◆ Task input:
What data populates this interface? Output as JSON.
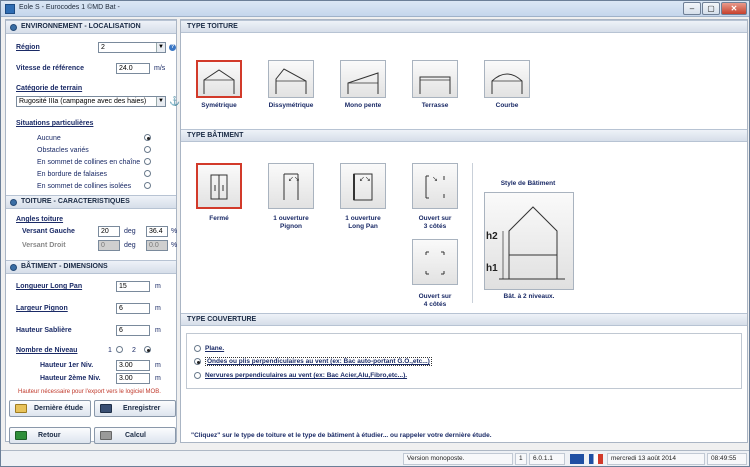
{
  "window": {
    "title": "Eole S - Eurocodes 1 ©MD Bat -",
    "buttons": [
      "–",
      "▢",
      "✕"
    ]
  },
  "left": {
    "env": {
      "title": "ENVIRONNEMENT - LOCALISATION",
      "region_label": "Région",
      "region_value": "2",
      "vitesse_label": "Vitesse de référence",
      "vitesse_value": "24.0",
      "vitesse_unit": "m/s",
      "categorie_label": "Catégorie de terrain",
      "categorie_value": "Rugosité IIIa (campagne avec des haies)",
      "situations_label": "Situations particulières",
      "situations": [
        "Aucune",
        "Obstacles variés",
        "En sommet de collines en chaîne",
        "En bordure de falaises",
        "En sommet de collines isolées"
      ]
    },
    "toiture": {
      "title": "TOITURE - CARACTERISTIQUES",
      "angles_label": "Angles toiture",
      "gauche_label": "Versant Gauche",
      "gauche_deg": "20",
      "gauche_pct": "36.4",
      "droit_label": "Versant Droit",
      "droit_deg": "0",
      "droit_pct": "0.0",
      "deg": "deg",
      "pct": "%"
    },
    "batiment": {
      "title": "BÂTIMENT - DIMENSIONS",
      "long_pan_label": "Longueur Long Pan",
      "long_pan_value": "15",
      "pignon_label": "Largeur Pignon",
      "pignon_value": "6",
      "sabliere_label": "Hauteur Sablière",
      "sabliere_value": "6",
      "niveau_label": "Nombre de Niveau",
      "niveau_opts": [
        "1",
        "2"
      ],
      "h1_label": "Hauteur 1er Niv.",
      "h1_value": "3.00",
      "h2_label": "Hauteur 2ème Niv.",
      "h2_value": "3.00",
      "unit": "m",
      "note": "Hauteur nécessaire pour l'export vers le logiciel MOB."
    },
    "buttons": {
      "derniere": "Dernière étude",
      "enregistrer": "Enregistrer",
      "retour": "Retour",
      "calcul": "Calcul"
    }
  },
  "right": {
    "toiture_title": "TYPE TOITURE",
    "toitures": [
      "Symétrique",
      "Dissymétrique",
      "Mono pente",
      "Terrasse",
      "Courbe"
    ],
    "batiment_title": "TYPE BÂTIMENT",
    "batiments": [
      [
        "Fermé"
      ],
      [
        "1 ouverture",
        "Pignon"
      ],
      [
        "1 ouverture",
        "Long Pan"
      ],
      [
        "Ouvert sur",
        "3 côtés"
      ],
      [
        "Ouvert sur",
        "4 côtés"
      ]
    ],
    "style_title": "Style de Bâtiment",
    "style_labels": {
      "h2": "h2",
      "h1": "h1"
    },
    "style_caption": "Bât. à 2 niveaux.",
    "couverture_title": "TYPE COUVERTURE",
    "couvertures": [
      "Plane.",
      "Ondes ou plis perpendiculaires au vent (ex: Bac auto-portant G.O.,etc...)",
      "Nervures perpendiculaires au vent (ex: Bac Acier,Alu,Fibro,etc...)."
    ],
    "hint": "\"Cliquez\" sur le type de toiture et le type de bâtiment à étudier...  ou  rappeler votre dernière étude."
  },
  "status": {
    "version": "Version monoposte.",
    "num": "1",
    "ver": "6.0.1.1",
    "date": "mercredi 13  août  2014",
    "time": "08:49:55"
  }
}
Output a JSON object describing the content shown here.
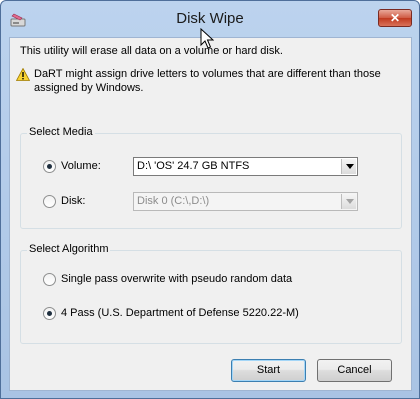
{
  "window": {
    "title": "Disk Wipe",
    "close_label": "✕",
    "app_icon": "disk-wipe-icon"
  },
  "info_text": "This utility will erase all data on a volume or hard disk.",
  "warning": {
    "icon": "warning-icon",
    "text": "DaRT might assign drive letters to volumes that are different than those assigned by Windows."
  },
  "media": {
    "title": "Select Media",
    "volume": {
      "label": "Volume:",
      "selected": true,
      "value": "D:\\ 'OS' 24.7 GB NTFS"
    },
    "disk": {
      "label": "Disk:",
      "selected": false,
      "value": "Disk 0 (C:\\,D:\\)",
      "enabled": false
    }
  },
  "algorithm": {
    "title": "Select Algorithm",
    "options": [
      {
        "label": "Single pass overwrite with pseudo random data",
        "selected": false
      },
      {
        "label": "4 Pass (U.S. Department of Defense 5220.22-M)",
        "selected": true
      }
    ]
  },
  "buttons": {
    "start": "Start",
    "cancel": "Cancel"
  },
  "colors": {
    "titlebar": "#bcd3ee",
    "close": "#c0391f",
    "dialog_bg": "#f0f0f0",
    "default_button_border": "#3c7fb1"
  }
}
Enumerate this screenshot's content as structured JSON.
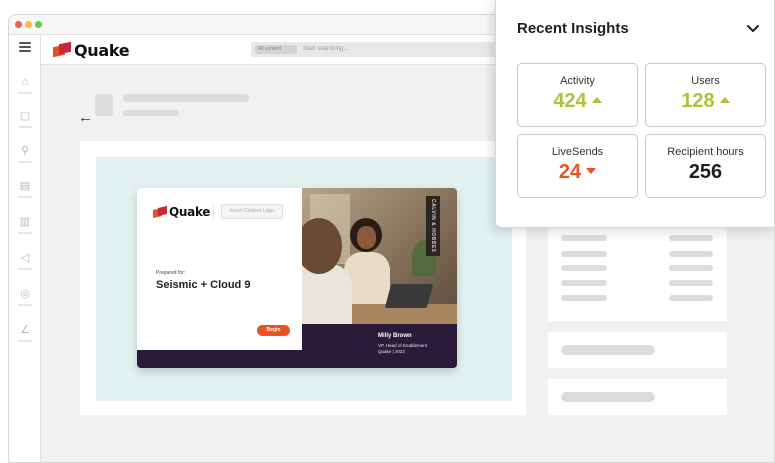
{
  "colors": {
    "accent_orange": "#e8531f",
    "accent_green": "#a7c43a",
    "brand_red": "#c6283a",
    "deep_purple": "#2c1a3b"
  },
  "app": {
    "logo_text": "Quake"
  },
  "search": {
    "chip_label": "All content",
    "placeholder": "Start searching..."
  },
  "sidebar": {
    "icons": [
      "home-icon",
      "notes-icon",
      "wrench-icon",
      "inbox-icon",
      "analytics-icon",
      "send-icon",
      "help-icon",
      "signature-icon"
    ]
  },
  "preview": {
    "logo_text": "Quake",
    "insert_label": "Insert Content Logo",
    "prepared_for": "Prepared for:",
    "recipient": "Seismic + Cloud 9",
    "begin_label": "Begin",
    "sign_text": "CALVIN & HOBBES",
    "presenter_name": "Milly Brown",
    "presenter_role": "VP, Head of Enablement",
    "presenter_company": "Quake | 2022"
  },
  "insights": {
    "title": "Recent Insights",
    "chevron": "chevron-down-icon",
    "stats": [
      {
        "label": "Activity",
        "value": "424",
        "trend": "up"
      },
      {
        "label": "Users",
        "value": "128",
        "trend": "up"
      },
      {
        "label": "LiveSends",
        "value": "24",
        "trend": "down"
      },
      {
        "label": "Recipient hours",
        "value": "256",
        "trend": "none"
      }
    ]
  }
}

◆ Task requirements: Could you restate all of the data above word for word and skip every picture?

◆ Task response:
What data populates this interface? Output as JSON.
{
  "window": {
    "title": "Eole S - Eurocodes 1 ©MD Bat -",
    "buttons": [
      "–",
      "▢",
      "✕"
    ]
  },
  "left": {
    "env": {
      "title": "ENVIRONNEMENT - LOCALISATION",
      "region_label": "Région",
      "region_value": "2",
      "vitesse_label": "Vitesse de référence",
      "vitesse_value": "24.0",
      "vitesse_unit": "m/s",
      "categorie_label": "Catégorie de terrain",
      "categorie_value": "Rugosité IIIa (campagne avec des haies)",
      "situations_label": "Situations particulières",
      "situations": [
        "Aucune",
        "Obstacles variés",
        "En sommet de collines en chaîne",
        "En bordure de falaises",
        "En sommet de collines isolées"
      ]
    },
    "toiture": {
      "title": "TOITURE - CARACTERISTIQUES",
      "angles_label": "Angles toiture",
      "gauche_label": "Versant Gauche",
      "gauche_deg": "20",
      "gauche_pct": "36.4",
      "droit_label": "Versant Droit",
      "droit_deg": "0",
      "droit_pct": "0.0",
      "deg": "deg",
      "pct": "%"
    },
    "batiment": {
      "title": "BÂTIMENT - DIMENSIONS",
      "long_pan_label": "Longueur Long Pan",
      "long_pan_value": "15",
      "pignon_label": "Largeur Pignon",
      "pignon_value": "6",
      "sabliere_label": "Hauteur Sablière",
      "sabliere_value": "6",
      "niveau_label": "Nombre de Niveau",
      "niveau_opts": [
        "1",
        "2"
      ],
      "h1_label": "Hauteur 1er Niv.",
      "h1_value": "3.00",
      "h2_label": "Hauteur 2ème Niv.",
      "h2_value": "3.00",
      "unit": "m",
      "note": "Hauteur nécessaire pour l'export vers le logiciel MOB."
    },
    "buttons": {
      "derniere": "Dernière étude",
      "enregistrer": "Enregistrer",
      "retour": "Retour",
      "calcul": "Calcul"
    }
  },
  "right": {
    "toiture_title": "TYPE TOITURE",
    "toitures": [
      "Symétrique",
      "Dissymétrique",
      "Mono pente",
      "Terrasse",
      "Courbe"
    ],
    "batiment_title": "TYPE BÂTIMENT",
    "batiments": [
      [
        "Fermé"
      ],
      [
        "1 ouverture",
        "Pignon"
      ],
      [
        "1 ouverture",
        "Long Pan"
      ],
      [
        "Ouvert sur",
        "3 côtés"
      ],
      [
        "Ouvert sur",
        "4 côtés"
      ]
    ],
    "style_title": "Style de Bâtiment",
    "style_labels": {
      "h2": "h2",
      "h1": "h1"
    },
    "style_caption": "Bât. à 2 niveaux.",
    "couverture_title": "TYPE COUVERTURE",
    "couvertures": [
      "Plane.",
      "Ondes ou plis perpendiculaires au vent (ex: Bac auto-portant G.O.,etc...)",
      "Nervures perpendiculaires au vent (ex: Bac Acier,Alu,Fibro,etc...)."
    ],
    "hint": "\"Cliquez\" sur le type de toiture et le type de bâtiment à étudier...  ou  rappeler votre dernière étude."
  },
  "status": {
    "version": "Version monoposte.",
    "num": "1",
    "ver": "6.0.1.1",
    "date": "mercredi 13  août  2014",
    "time": "08:49:55"
  }
}
Output a JSON object describing the content shown here.
{
  "window": {
    "title": "Disk Wipe",
    "close_label": "✕",
    "app_icon": "disk-wipe-icon"
  },
  "info_text": "This utility will erase all data on a volume or hard disk.",
  "warning": {
    "icon": "warning-icon",
    "text": "DaRT might assign drive letters to volumes that are different than those assigned by Windows."
  },
  "media": {
    "title": "Select Media",
    "volume": {
      "label": "Volume:",
      "selected": true,
      "value": "D:\\ 'OS' 24.7 GB NTFS"
    },
    "disk": {
      "label": "Disk:",
      "selected": false,
      "value": "Disk 0 (C:\\,D:\\)",
      "enabled": false
    }
  },
  "algorithm": {
    "title": "Select Algorithm",
    "options": [
      {
        "label": "Single pass overwrite with pseudo random data",
        "selected": false
      },
      {
        "label": "4 Pass (U.S. Department of Defense 5220.22-M)",
        "selected": true
      }
    ]
  },
  "buttons": {
    "start": "Start",
    "cancel": "Cancel"
  },
  "colors": {
    "titlebar": "#bcd3ee",
    "close": "#c0391f",
    "dialog_bg": "#f0f0f0",
    "default_button_border": "#3c7fb1"
  }
}
Enumerate this screenshot's content as structured JSON.
{
  "colors": {
    "accent_orange": "#e8531f",
    "accent_green": "#a7c43a",
    "brand_red": "#c6283a",
    "deep_purple": "#2c1a3b"
  },
  "app": {
    "logo_text": "Quake"
  },
  "search": {
    "chip_label": "All content",
    "placeholder": "Start searching..."
  },
  "sidebar": {
    "icons": [
      "home-icon",
      "notes-icon",
      "wrench-icon",
      "inbox-icon",
      "analytics-icon",
      "send-icon",
      "help-icon",
      "signature-icon"
    ]
  },
  "preview": {
    "logo_text": "Quake",
    "insert_label": "Insert Content Logo",
    "prepared_for": "Prepared for:",
    "recipient": "Seismic + Cloud 9",
    "begin_label": "Begin",
    "sign_text": "CALVIN & HOBBES",
    "presenter_name": "Milly Brown",
    "presenter_role": "VP, Head of Enablement",
    "presenter_company": "Quake | 2022"
  },
  "insights": {
    "title": "Recent Insights",
    "chevron": "chevron-down-icon",
    "stats": [
      {
        "label": "Activity",
        "value": "424",
        "trend": "up"
      },
      {
        "label": "Users",
        "value": "128",
        "trend": "up"
      },
      {
        "label": "LiveSends",
        "value": "24",
        "trend": "down"
      },
      {
        "label": "Recipient hours",
        "value": "256",
        "trend": "none"
      }
    ]
  }
}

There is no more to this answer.